There is an effective cure and prevention for back pains. Posture, posture and posture – this is what top professionals say.
New concept to build good posture
The good posture is best achieved on a two-part saddle chair that has a dynamic seat (the seat follows your movements). You also need an e-table (electrically height-adjustable), the top of which is just under your elbows so that you look just a little downwards. It also helps a lot if you have a padded support under your elbows. A table with belly pocket and elbow paddings will do the same.
You should wear loose clothes, especially around the pelvic area. When sitting on a saddle chair there are 135 degree angles in your hips and knees, that angle is neutral and the healthiest for the joints. The pelvis is tilted forward, in the same way as when we are standing. When you are sitting like this you’ll get all the benefits of standing for your upper body, without the unhealthy strain on the feet.
It is good to add movement into sitting: stand for a while, stretch, roll and reach, swing your pelvis from side to side on the moving seat, and walk during phone calls (use a Bluetooth) and meetings. It’s also very useful to have a cowbell, hand weights, gym stick or some other exercise equipment to work with occasionally during the day for better circulation.
Mere standing is not the solution – if in doubt, ask somebody who stands for the whole work day.
The mechanism of the problems
Sitting in a posture where the back is rounded is the main reason for back pains. Immobility, obesity, poor nutrition and smoking add to the problems. Back problems are the result of mainly two mechanisms:
In a poor posture there is 30 % more pressure on the disks than in a good posture. That will finally result in deteriorated and/or herniated disks.
The circulation is diminished in the little spinal joint arteries (facets); and around the lowest joint (L5) there are no arteries at all. The traditional sitting in a poor posture makes the back muscles tight, which prevents circulation and lymph flow. The tissues don’t get enough oxygen and nutrition, and the wastes are not properly removed. All this will cause inevitable deterioration of the back. There may also be osteoporosis in the joints, and the 48 fact joints that “lean” to each other, will be affected by arthrosis which is often the reason for the so called unspecific pains. Ligaments and small back muscles deteriorate too.

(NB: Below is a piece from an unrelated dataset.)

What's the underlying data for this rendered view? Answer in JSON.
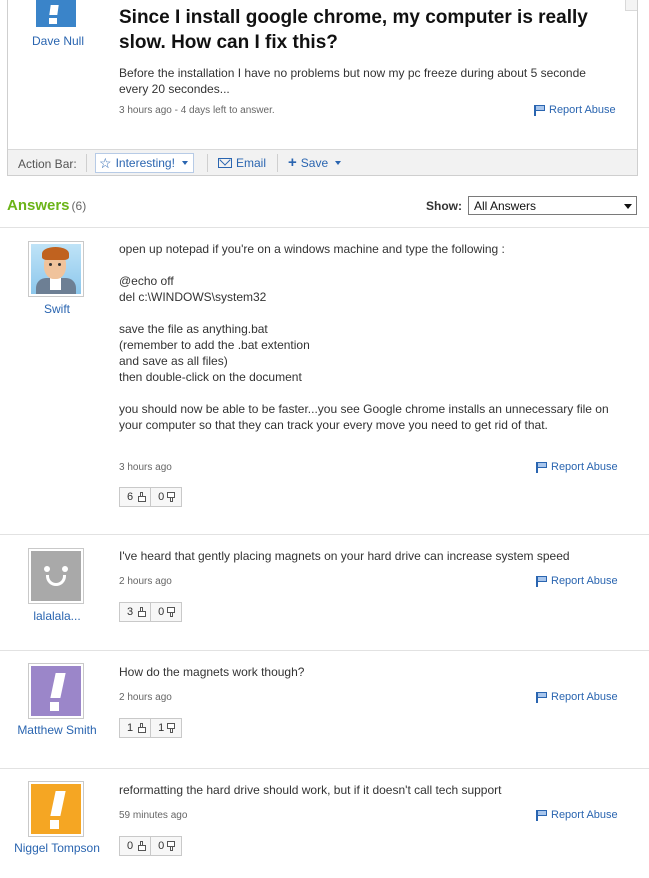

The statements on the page are based on the following sources:
Michael Adams, Nikolai Bogduk, Kim Burton, Patricia Dolan: The Biomechanics of Back Pain
David A. Rubenstein, Wei Yin, Mary D. Frame: Biofluid Mechanics, an Introduction to Fluid Mechanics, Macrocirculation, and Microcirculation
Marcus J. Seibel, Simon P. Robins, John P. Bilezikian: Dynamics of Bone and Cartilage Metabolism, Principles and Clinical Applications